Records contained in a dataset
- - - - - - -
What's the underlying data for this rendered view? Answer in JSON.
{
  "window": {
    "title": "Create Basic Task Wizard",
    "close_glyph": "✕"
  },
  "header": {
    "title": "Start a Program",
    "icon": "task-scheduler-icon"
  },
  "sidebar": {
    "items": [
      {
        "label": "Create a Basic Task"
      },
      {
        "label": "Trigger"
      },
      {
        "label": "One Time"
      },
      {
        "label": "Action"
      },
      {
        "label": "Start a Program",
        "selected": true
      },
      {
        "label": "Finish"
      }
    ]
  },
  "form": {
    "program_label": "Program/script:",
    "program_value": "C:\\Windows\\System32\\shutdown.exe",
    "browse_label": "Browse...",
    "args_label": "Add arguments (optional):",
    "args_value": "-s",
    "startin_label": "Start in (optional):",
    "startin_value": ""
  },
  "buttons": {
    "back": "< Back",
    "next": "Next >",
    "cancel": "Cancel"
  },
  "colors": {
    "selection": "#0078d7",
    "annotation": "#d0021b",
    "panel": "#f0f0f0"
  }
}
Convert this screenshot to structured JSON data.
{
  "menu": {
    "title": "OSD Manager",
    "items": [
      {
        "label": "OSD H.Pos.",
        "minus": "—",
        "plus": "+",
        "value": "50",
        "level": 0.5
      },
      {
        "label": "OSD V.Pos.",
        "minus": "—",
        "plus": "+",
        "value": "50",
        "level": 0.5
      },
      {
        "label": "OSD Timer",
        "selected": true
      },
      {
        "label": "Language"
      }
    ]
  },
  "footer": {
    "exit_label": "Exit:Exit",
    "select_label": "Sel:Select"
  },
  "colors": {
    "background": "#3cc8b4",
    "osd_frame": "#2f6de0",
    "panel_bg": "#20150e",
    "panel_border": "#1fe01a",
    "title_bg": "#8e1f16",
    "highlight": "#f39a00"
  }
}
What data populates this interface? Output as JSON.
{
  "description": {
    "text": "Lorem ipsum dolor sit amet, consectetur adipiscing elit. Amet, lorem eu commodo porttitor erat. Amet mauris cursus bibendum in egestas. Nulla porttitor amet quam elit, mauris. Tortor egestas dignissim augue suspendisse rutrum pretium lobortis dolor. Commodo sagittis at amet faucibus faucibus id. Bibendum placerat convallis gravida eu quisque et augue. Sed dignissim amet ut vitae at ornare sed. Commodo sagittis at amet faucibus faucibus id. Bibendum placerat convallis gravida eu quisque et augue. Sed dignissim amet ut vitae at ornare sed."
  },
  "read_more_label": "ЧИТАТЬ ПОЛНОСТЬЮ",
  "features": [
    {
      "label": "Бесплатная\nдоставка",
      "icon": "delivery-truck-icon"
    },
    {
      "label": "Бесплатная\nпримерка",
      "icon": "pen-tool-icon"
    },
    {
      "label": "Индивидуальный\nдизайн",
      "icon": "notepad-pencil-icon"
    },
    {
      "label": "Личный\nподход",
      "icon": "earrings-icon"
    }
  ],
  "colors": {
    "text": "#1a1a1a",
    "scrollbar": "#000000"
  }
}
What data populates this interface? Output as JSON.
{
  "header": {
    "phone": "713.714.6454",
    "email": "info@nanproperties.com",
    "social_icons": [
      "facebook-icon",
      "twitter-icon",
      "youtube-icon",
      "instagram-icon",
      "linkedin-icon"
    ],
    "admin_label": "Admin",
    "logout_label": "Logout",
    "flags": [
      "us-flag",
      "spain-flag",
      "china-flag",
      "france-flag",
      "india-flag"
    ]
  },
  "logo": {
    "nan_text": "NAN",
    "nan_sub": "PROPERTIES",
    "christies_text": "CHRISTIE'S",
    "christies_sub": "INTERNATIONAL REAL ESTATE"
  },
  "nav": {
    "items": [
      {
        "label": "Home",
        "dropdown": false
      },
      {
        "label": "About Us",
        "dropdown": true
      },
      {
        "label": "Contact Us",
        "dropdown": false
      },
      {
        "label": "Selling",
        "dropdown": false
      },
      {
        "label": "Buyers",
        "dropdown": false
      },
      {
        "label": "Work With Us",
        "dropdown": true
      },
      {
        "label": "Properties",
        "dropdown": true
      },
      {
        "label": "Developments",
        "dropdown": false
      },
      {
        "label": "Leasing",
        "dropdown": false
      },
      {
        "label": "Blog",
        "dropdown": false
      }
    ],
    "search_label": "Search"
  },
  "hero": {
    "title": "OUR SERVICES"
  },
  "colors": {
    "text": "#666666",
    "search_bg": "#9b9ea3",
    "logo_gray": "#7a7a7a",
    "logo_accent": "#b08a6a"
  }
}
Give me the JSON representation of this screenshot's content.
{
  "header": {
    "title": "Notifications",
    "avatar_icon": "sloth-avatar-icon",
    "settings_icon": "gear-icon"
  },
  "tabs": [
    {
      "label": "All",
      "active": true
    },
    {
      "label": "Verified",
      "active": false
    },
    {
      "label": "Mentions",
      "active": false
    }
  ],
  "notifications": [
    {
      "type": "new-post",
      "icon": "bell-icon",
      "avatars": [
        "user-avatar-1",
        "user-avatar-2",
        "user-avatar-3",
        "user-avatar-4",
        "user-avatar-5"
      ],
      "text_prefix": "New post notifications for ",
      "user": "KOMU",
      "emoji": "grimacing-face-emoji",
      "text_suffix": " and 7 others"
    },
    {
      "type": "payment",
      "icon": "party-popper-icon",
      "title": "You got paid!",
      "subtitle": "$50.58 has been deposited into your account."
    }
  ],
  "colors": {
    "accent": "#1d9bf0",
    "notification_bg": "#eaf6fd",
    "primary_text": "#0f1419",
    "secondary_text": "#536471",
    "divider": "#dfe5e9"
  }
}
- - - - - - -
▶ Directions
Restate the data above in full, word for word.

▶ Answer to the problem
What's the underlying data for this rendered view? Answer in JSON.
{
  "window": {
    "title": "Create Basic Task Wizard",
    "close_glyph": "✕"
  },
  "header": {
    "title": "Start a Program",
    "icon": "task-scheduler-icon"
  },
  "sidebar": {
    "items": [
      {
        "label": "Create a Basic Task"
      },
      {
        "label": "Trigger"
      },
      {
        "label": "One Time"
      },
      {
        "label": "Action"
      },
      {
        "label": "Start a Program",
        "selected": true
      },
      {
        "label": "Finish"
      }
    ]
  },
  "form": {
    "program_label": "Program/script:",
    "program_value": "C:\\Windows\\System32\\shutdown.exe",
    "browse_label": "Browse...",
    "args_label": "Add arguments (optional):",
    "args_value": "-s",
    "startin_label": "Start in (optional):",
    "startin_value": ""
  },
  "buttons": {
    "back": "< Back",
    "next": "Next >",
    "cancel": "Cancel"
  },
  "colors": {
    "selection": "#0078d7",
    "annotation": "#d0021b",
    "panel": "#f0f0f0"
  }
}
Convert this screenshot to structured JSON data.
{
  "menu": {
    "title": "OSD Manager",
    "items": [
      {
        "label": "OSD H.Pos.",
        "minus": "—",
        "plus": "+",
        "value": "50",
        "level": 0.5
      },
      {
        "label": "OSD V.Pos.",
        "minus": "—",
        "plus": "+",
        "value": "50",
        "level": 0.5
      },
      {
        "label": "OSD Timer",
        "selected": true
      },
      {
        "label": "Language"
      }
    ]
  },
  "footer": {
    "exit_label": "Exit:Exit",
    "select_label": "Sel:Select"
  },
  "colors": {
    "background": "#3cc8b4",
    "osd_frame": "#2f6de0",
    "panel_bg": "#20150e",
    "panel_border": "#1fe01a",
    "title_bg": "#8e1f16",
    "highlight": "#f39a00"
  }
}
What data populates this interface? Output as JSON.
{
  "description": {
    "text": "Lorem ipsum dolor sit amet, consectetur adipiscing elit. Amet, lorem eu commodo porttitor erat. Amet mauris cursus bibendum in egestas. Nulla porttitor amet quam elit, mauris. Tortor egestas dignissim augue suspendisse rutrum pretium lobortis dolor. Commodo sagittis at amet faucibus faucibus id. Bibendum placerat convallis gravida eu quisque et augue. Sed dignissim amet ut vitae at ornare sed. Commodo sagittis at amet faucibus faucibus id. Bibendum placerat convallis gravida eu quisque et augue. Sed dignissim amet ut vitae at ornare sed."
  },
  "read_more_label": "ЧИТАТЬ ПОЛНОСТЬЮ",
  "features": [
    {
      "label": "Бесплатная\nдоставка",
      "icon": "delivery-truck-icon"
    },
    {
      "label": "Бесплатная\nпримерка",
      "icon": "pen-tool-icon"
    },
    {
      "label": "Индивидуальный\nдизайн",
      "icon": "notepad-pencil-icon"
    },
    {
      "label": "Личный\nподход",
      "icon": "earrings-icon"
    }
  ],
  "colors": {
    "text": "#1a1a1a",
    "scrollbar": "#000000"
  }
}
What data populates this interface? Output as JSON.
{
  "header": {
    "phone": "713.714.6454",
    "email": "info@nanproperties.com",
    "social_icons": [
      "facebook-icon",
      "twitter-icon",
      "youtube-icon",
      "instagram-icon",
      "linkedin-icon"
    ],
    "admin_label": "Admin",
    "logout_label": "Logout",
    "flags": [
      "us-flag",
      "spain-flag",
      "china-flag",
      "france-flag",
      "india-flag"
    ]
  },
  "logo": {
    "nan_text": "NAN",
    "nan_sub": "PROPERTIES",
    "christies_text": "CHRISTIE'S",
    "christies_sub": "INTERNATIONAL REAL ESTATE"
  },
  "nav": {
    "items": [
      {
        "label": "Home",
        "dropdown": false
      },
      {
        "label": "About Us",
        "dropdown": true
      },
      {
        "label": "Contact Us",
        "dropdown": false
      },
      {
        "label": "Selling",
        "dropdown": false
      },
      {
        "label": "Buyers",
        "dropdown": false
      },
      {
        "label": "Work With Us",
        "dropdown": true
      },
      {
        "label": "Properties",
        "dropdown": true
      },
      {
        "label": "Developments",
        "dropdown": false
      },
      {
        "label": "Leasing",
        "dropdown": false
      },
      {
        "label": "Blog",
        "dropdown": false
      }
    ],
    "search_label": "Search"
  },
  "hero": {
    "title": "OUR SERVICES"
  },
  "colors": {
    "text": "#666666",
    "search_bg": "#9b9ea3",
    "logo_gray": "#7a7a7a",
    "logo_accent": "#b08a6a"
  }
}
Give me the JSON representation of this screenshot's content.
{
  "header": {
    "title": "Notifications",
    "avatar_icon": "sloth-avatar-icon",
    "settings_icon": "gear-icon"
  },
  "tabs": [
    {
      "label": "All",
      "active": true
    },
    {
      "label": "Verified",
      "active": false
    },
    {
      "label": "Mentions",
      "active": false
    }
  ],
  "notifications": [
    {
      "type": "new-post",
      "icon": "bell-icon",
      "avatars": [
        "user-avatar-1",
        "user-avatar-2",
        "user-avatar-3",
        "user-avatar-4",
        "user-avatar-5"
      ],
      "text_prefix": "New post notifications for ",
      "user": "KOMU",
      "emoji": "grimacing-face-emoji",
      "text_suffix": " and 7 others"
    },
    {
      "type": "payment",
      "icon": "party-popper-icon",
      "title": "You got paid!",
      "subtitle": "$50.58 has been deposited into your account."
    }
  ],
  "colors": {
    "accent": "#1d9bf0",
    "notification_bg": "#eaf6fd",
    "primary_text": "#0f1419",
    "secondary_text": "#536471",
    "divider": "#dfe5e9"
  }
}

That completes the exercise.